WHAT YOU NEED TO DO: Retype the data that follows with no alterations, please.

RECORDS TO PROCESS:
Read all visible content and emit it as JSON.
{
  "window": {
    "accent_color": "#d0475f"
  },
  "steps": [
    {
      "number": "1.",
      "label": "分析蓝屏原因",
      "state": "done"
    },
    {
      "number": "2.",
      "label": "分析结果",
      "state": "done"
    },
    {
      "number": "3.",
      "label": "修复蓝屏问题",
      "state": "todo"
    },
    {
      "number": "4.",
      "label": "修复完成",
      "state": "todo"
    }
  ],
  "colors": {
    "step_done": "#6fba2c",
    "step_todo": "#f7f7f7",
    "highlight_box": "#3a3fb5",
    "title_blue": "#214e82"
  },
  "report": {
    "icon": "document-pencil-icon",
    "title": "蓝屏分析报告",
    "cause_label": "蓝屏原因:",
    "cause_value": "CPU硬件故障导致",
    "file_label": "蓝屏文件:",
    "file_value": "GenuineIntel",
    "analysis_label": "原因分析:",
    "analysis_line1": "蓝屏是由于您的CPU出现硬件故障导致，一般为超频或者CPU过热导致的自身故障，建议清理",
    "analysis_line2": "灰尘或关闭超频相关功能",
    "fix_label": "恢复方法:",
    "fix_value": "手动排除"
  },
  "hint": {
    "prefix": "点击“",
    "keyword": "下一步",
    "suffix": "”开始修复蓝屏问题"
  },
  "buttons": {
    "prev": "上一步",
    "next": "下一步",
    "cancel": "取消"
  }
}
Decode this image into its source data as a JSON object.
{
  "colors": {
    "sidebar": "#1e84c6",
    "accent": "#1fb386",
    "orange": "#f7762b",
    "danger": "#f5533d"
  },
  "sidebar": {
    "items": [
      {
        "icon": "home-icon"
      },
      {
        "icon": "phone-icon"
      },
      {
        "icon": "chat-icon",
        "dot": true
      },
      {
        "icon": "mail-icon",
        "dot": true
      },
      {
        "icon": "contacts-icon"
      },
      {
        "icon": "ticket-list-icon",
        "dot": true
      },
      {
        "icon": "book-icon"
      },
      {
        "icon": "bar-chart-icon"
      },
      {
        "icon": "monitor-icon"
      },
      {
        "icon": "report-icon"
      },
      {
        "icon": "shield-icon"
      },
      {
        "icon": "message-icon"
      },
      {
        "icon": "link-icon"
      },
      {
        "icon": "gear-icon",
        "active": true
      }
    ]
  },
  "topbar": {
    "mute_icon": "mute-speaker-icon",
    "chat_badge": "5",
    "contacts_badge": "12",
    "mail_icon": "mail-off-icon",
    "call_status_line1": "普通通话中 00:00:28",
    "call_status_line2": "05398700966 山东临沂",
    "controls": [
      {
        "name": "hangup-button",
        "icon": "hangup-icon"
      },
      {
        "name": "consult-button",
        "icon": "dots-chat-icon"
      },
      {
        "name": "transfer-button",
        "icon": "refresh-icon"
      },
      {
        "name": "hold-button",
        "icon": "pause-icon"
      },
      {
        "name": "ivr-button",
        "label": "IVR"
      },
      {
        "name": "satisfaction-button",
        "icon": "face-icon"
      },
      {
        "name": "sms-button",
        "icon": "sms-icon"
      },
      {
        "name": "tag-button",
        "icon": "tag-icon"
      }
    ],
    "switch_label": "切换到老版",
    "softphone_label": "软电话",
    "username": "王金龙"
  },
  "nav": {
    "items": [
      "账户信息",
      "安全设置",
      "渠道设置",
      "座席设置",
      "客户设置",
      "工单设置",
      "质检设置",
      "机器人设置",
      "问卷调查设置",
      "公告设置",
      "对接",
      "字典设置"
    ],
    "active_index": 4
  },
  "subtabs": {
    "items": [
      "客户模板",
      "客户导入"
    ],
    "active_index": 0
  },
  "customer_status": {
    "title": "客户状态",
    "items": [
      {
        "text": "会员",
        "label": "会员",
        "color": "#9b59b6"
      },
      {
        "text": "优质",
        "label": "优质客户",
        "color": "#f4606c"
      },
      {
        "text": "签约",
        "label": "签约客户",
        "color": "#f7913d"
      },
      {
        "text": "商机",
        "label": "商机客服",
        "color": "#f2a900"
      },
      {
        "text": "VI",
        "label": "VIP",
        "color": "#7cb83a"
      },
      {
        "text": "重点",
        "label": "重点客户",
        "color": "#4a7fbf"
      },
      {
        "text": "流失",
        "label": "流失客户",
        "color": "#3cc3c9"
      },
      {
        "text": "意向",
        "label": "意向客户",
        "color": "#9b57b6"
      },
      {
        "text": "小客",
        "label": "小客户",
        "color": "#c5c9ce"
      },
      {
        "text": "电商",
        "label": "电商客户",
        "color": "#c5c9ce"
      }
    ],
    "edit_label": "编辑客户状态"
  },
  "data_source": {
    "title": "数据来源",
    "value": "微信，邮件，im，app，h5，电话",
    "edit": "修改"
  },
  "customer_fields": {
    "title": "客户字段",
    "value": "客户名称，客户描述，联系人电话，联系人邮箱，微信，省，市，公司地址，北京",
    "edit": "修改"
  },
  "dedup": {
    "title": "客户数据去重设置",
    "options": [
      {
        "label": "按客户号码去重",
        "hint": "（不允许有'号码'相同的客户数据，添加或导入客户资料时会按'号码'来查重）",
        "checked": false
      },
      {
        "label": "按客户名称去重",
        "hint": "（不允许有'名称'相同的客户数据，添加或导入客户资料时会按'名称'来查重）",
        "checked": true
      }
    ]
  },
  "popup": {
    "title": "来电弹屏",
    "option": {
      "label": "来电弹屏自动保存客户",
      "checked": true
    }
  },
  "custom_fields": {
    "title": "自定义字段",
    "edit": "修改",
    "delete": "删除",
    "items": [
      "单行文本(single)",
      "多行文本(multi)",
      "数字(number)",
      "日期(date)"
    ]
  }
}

RESPONSE TO THE TASK:
Read all visible content and emit it as JSON.
{
  "window": {
    "accent_color": "#d0475f"
  },
  "steps": [
    {
      "number": "1.",
      "label": "分析蓝屏原因",
      "state": "done"
    },
    {
      "number": "2.",
      "label": "分析结果",
      "state": "done"
    },
    {
      "number": "3.",
      "label": "修复蓝屏问题",
      "state": "todo"
    },
    {
      "number": "4.",
      "label": "修复完成",
      "state": "todo"
    }
  ],
  "colors": {
    "step_done": "#6fba2c",
    "step_todo": "#f7f7f7",
    "highlight_box": "#3a3fb5",
    "title_blue": "#214e82"
  },
  "report": {
    "icon": "document-pencil-icon",
    "title": "蓝屏分析报告",
    "cause_label": "蓝屏原因:",
    "cause_value": "CPU硬件故障导致",
    "file_label": "蓝屏文件:",
    "file_value": "GenuineIntel",
    "analysis_label": "原因分析:",
    "analysis_line1": "蓝屏是由于您的CPU出现硬件故障导致，一般为超频或者CPU过热导致的自身故障，建议清理",
    "analysis_line2": "灰尘或关闭超频相关功能",
    "fix_label": "恢复方法:",
    "fix_value": "手动排除"
  },
  "hint": {
    "prefix": "点击“",
    "keyword": "下一步",
    "suffix": "”开始修复蓝屏问题"
  },
  "buttons": {
    "prev": "上一步",
    "next": "下一步",
    "cancel": "取消"
  }
}
Decode this image into its source data as a JSON object.
{
  "colors": {
    "sidebar": "#1e84c6",
    "accent": "#1fb386",
    "orange": "#f7762b",
    "danger": "#f5533d"
  },
  "sidebar": {
    "items": [
      {
        "icon": "home-icon"
      },
      {
        "icon": "phone-icon"
      },
      {
        "icon": "chat-icon",
        "dot": true
      },
      {
        "icon": "mail-icon",
        "dot": true
      },
      {
        "icon": "contacts-icon"
      },
      {
        "icon": "ticket-list-icon",
        "dot": true
      },
      {
        "icon": "book-icon"
      },
      {
        "icon": "bar-chart-icon"
      },
      {
        "icon": "monitor-icon"
      },
      {
        "icon": "report-icon"
      },
      {
        "icon": "shield-icon"
      },
      {
        "icon": "message-icon"
      },
      {
        "icon": "link-icon"
      },
      {
        "icon": "gear-icon",
        "active": true
      }
    ]
  },
  "topbar": {
    "mute_icon": "mute-speaker-icon",
    "chat_badge": "5",
    "contacts_badge": "12",
    "mail_icon": "mail-off-icon",
    "call_status_line1": "普通通话中 00:00:28",
    "call_status_line2": "05398700966 山东临沂",
    "controls": [
      {
        "name": "hangup-button",
        "icon": "hangup-icon"
      },
      {
        "name": "consult-button",
        "icon": "dots-chat-icon"
      },
      {
        "name": "transfer-button",
        "icon": "refresh-icon"
      },
      {
        "name": "hold-button",
        "icon": "pause-icon"
      },
      {
        "name": "ivr-button",
        "label": "IVR"
      },
      {
        "name": "satisfaction-button",
        "icon": "face-icon"
      },
      {
        "name": "sms-button",
        "icon": "sms-icon"
      },
      {
        "name": "tag-button",
        "icon": "tag-icon"
      }
    ],
    "switch_label": "切换到老版",
    "softphone_label": "软电话",
    "username": "王金龙"
  },
  "nav": {
    "items": [
      "账户信息",
      "安全设置",
      "渠道设置",
      "座席设置",
      "客户设置",
      "工单设置",
      "质检设置",
      "机器人设置",
      "问卷调查设置",
      "公告设置",
      "对接",
      "字典设置"
    ],
    "active_index": 4
  },
  "subtabs": {
    "items": [
      "客户模板",
      "客户导入"
    ],
    "active_index": 0
  },
  "customer_status": {
    "title": "客户状态",
    "items": [
      {
        "text": "会员",
        "label": "会员",
        "color": "#9b59b6"
      },
      {
        "text": "优质",
        "label": "优质客户",
        "color": "#f4606c"
      },
      {
        "text": "签约",
        "label": "签约客户",
        "color": "#f7913d"
      },
      {
        "text": "商机",
        "label": "商机客服",
        "color": "#f2a900"
      },
      {
        "text": "VI",
        "label": "VIP",
        "color": "#7cb83a"
      },
      {
        "text": "重点",
        "label": "重点客户",
        "color": "#4a7fbf"
      },
      {
        "text": "流失",
        "label": "流失客户",
        "color": "#3cc3c9"
      },
      {
        "text": "意向",
        "label": "意向客户",
        "color": "#9b57b6"
      },
      {
        "text": "小客",
        "label": "小客户",
        "color": "#c5c9ce"
      },
      {
        "text": "电商",
        "label": "电商客户",
        "color": "#c5c9ce"
      }
    ],
    "edit_label": "编辑客户状态"
  },
  "data_source": {
    "title": "数据来源",
    "value": "微信，邮件，im，app，h5，电话",
    "edit": "修改"
  },
  "customer_fields": {
    "title": "客户字段",
    "value": "客户名称，客户描述，联系人电话，联系人邮箱，微信，省，市，公司地址，北京",
    "edit": "修改"
  },
  "dedup": {
    "title": "客户数据去重设置",
    "options": [
      {
        "label": "按客户号码去重",
        "hint": "（不允许有'号码'相同的客户数据，添加或导入客户资料时会按'号码'来查重）",
        "checked": false
      },
      {
        "label": "按客户名称去重",
        "hint": "（不允许有'名称'相同的客户数据，添加或导入客户资料时会按'名称'来查重）",
        "checked": true
      }
    ]
  },
  "popup": {
    "title": "来电弹屏",
    "option": {
      "label": "来电弹屏自动保存客户",
      "checked": true
    }
  },
  "custom_fields": {
    "title": "自定义字段",
    "edit": "修改",
    "delete": "删除",
    "items": [
      "单行文本(single)",
      "多行文本(multi)",
      "数字(number)",
      "日期(date)"
    ]
  }
}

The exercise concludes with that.